Ever since I embarked upon my very first lunge at globalizing my ideas over the Internet---devising a "chunking" strategy to play black key weighted scales B, F#, and C# Major, I realized that I was teaching myself while helping others. A "blocking" technique in its infancy, blossomed into more sophisticated analyses of how to approach… Continue reading Our self-made tutorials grow teaching skills
This week's post is, in part, a response to a Word Press inquiry about how to approach trills in Mozart's Sonata in F, K. 332. (Allegro) The measures under examination are those that lead toward the Development section with a modulation to the Dominant key of C Major. These same configured trills return at the… Continue reading Trills, Trills, Trills and how to practice them!
In this excerpt from Lara Downe's San Francisco Classical Voice interview with Stephen Hough, the universe of growth and musical ripening is explored. Lara Downes: Your teacher, Gordon Green, was a great influence and inspiration to you, and you’ve quoted him as saying to you, when you were a young student: “I don’t care how… Continue reading Pianist, Stephen Hough talks about growing a piece over time
Not a bullet-proof analysis, but based on decades of teaching piano, I've come to a set of conclusions about why students give up on pieces too soon, or in reverse, prolong their agony, through time-warped months of static practicing. In truth, giving up too soon, or dragging a piece through months of inertia, both result… Continue reading The universe of piano study: Too Little or Too Long on a piece
I remember my days at the Oberlin Conservatory pumping out meaningless Schmitt finger exercises, often holding notes down, while a selected persecuted finger had to brave the pain is gain ritual. (tap, tap, tap, tap, and move on to the next unlucky digit) Looking back, it was a wasted effort which had NO relationship to… Continue reading Piano technique is about flexibility not finger strength
In spite of my having studied piano for decades, each learning experience is filled with challenges that I must approach with a glut of patience. A new composition has its own form, architecture, harmonic rhythm, fingering that requires a big reserve of self-acceptance in a deadline-free frame. To the contrary, many of my students, who… Continue reading The piano learning process at all levels of study

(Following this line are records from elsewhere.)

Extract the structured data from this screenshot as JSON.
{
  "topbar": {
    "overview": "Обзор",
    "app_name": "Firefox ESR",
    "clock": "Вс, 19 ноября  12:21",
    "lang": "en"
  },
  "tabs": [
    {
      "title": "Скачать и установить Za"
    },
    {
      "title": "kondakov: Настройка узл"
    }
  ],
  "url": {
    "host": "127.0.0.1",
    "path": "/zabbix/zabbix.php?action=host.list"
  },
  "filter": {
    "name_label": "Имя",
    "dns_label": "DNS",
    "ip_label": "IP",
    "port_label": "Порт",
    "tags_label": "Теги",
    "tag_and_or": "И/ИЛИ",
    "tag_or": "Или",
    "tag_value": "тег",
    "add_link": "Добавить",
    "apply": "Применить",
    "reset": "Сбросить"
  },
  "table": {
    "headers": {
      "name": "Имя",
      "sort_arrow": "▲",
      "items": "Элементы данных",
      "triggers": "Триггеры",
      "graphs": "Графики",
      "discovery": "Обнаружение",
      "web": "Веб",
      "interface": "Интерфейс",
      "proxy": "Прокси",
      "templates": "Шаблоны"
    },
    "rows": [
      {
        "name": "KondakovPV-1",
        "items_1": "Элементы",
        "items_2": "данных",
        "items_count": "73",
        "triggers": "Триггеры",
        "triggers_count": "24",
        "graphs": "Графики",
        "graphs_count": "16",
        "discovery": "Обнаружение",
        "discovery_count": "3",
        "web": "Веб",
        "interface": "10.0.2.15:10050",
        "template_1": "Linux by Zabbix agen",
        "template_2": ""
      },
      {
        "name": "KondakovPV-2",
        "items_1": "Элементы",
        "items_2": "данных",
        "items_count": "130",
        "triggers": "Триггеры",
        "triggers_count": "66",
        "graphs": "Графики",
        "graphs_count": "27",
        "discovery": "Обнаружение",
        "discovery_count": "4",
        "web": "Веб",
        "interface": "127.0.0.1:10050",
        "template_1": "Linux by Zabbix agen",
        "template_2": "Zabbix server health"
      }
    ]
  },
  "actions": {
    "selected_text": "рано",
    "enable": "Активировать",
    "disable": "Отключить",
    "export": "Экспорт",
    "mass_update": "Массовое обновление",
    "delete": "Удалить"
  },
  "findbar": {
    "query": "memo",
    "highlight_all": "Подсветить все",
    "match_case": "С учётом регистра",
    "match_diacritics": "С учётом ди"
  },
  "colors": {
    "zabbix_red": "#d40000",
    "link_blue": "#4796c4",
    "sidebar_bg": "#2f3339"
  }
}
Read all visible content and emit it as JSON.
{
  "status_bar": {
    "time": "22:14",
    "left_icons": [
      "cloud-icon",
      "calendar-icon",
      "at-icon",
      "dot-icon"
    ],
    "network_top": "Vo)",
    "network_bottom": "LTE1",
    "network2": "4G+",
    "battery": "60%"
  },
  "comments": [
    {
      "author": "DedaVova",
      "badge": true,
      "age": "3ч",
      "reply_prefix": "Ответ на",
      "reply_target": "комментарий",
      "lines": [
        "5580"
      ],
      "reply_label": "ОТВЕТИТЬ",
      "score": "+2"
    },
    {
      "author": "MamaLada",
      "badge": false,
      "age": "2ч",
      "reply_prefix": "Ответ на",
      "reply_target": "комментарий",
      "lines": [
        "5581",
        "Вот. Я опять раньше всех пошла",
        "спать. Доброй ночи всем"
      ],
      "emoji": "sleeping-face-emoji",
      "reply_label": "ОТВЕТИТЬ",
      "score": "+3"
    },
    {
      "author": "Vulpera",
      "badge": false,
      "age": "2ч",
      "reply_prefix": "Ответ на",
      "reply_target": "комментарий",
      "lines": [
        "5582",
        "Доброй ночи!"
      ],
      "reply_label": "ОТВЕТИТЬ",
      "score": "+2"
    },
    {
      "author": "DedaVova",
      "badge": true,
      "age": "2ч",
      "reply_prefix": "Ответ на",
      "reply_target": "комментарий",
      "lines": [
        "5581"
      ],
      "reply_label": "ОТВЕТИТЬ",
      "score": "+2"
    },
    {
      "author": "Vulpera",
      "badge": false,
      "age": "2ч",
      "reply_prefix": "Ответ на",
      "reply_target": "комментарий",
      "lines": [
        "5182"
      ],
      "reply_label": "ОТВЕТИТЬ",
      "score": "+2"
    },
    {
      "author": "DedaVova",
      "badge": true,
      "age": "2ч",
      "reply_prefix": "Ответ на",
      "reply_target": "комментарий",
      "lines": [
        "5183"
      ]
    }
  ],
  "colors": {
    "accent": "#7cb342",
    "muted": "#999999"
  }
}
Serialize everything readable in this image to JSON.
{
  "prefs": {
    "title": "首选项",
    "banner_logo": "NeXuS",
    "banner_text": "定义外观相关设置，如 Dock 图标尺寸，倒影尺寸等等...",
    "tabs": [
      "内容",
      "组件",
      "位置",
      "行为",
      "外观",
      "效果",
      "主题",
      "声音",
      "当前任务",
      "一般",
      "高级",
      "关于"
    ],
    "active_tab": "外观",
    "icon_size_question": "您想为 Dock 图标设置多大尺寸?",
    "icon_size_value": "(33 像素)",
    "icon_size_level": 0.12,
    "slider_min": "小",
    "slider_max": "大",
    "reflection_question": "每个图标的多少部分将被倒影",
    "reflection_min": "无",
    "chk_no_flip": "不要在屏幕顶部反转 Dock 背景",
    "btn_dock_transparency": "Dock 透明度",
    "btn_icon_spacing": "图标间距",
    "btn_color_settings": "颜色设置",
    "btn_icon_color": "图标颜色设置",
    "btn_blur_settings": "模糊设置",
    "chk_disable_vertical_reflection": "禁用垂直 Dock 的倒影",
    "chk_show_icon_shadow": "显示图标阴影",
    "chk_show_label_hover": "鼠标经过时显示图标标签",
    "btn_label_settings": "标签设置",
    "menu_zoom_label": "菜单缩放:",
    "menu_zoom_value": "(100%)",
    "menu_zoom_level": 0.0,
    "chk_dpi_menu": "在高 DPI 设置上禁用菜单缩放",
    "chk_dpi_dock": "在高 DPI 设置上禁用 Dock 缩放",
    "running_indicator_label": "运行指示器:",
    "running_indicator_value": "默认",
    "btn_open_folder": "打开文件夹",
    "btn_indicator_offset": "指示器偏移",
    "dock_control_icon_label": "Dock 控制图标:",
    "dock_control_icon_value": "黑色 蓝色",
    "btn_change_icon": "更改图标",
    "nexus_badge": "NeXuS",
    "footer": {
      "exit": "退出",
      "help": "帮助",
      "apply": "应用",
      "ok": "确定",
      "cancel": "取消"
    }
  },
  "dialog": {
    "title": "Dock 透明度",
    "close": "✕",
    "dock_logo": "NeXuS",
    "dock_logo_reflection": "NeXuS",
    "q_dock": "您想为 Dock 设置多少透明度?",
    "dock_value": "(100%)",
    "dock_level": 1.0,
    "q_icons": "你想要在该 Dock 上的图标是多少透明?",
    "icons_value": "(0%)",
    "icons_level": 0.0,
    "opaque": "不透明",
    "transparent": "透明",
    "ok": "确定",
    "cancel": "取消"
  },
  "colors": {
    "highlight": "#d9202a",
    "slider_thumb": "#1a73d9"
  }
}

I've chosen Burgmuller's "Tender Flower" as the springboard to explore attentive listening and its relationship to phrasing. At the outset, the right moment to begin a piece is a challenge. The player has to experience the whole dimension of silence before a first note is played. That silence is not dead, but alive with cues… Continue reading Phrasing at the piano: Listening to the ends of notes as they flow into others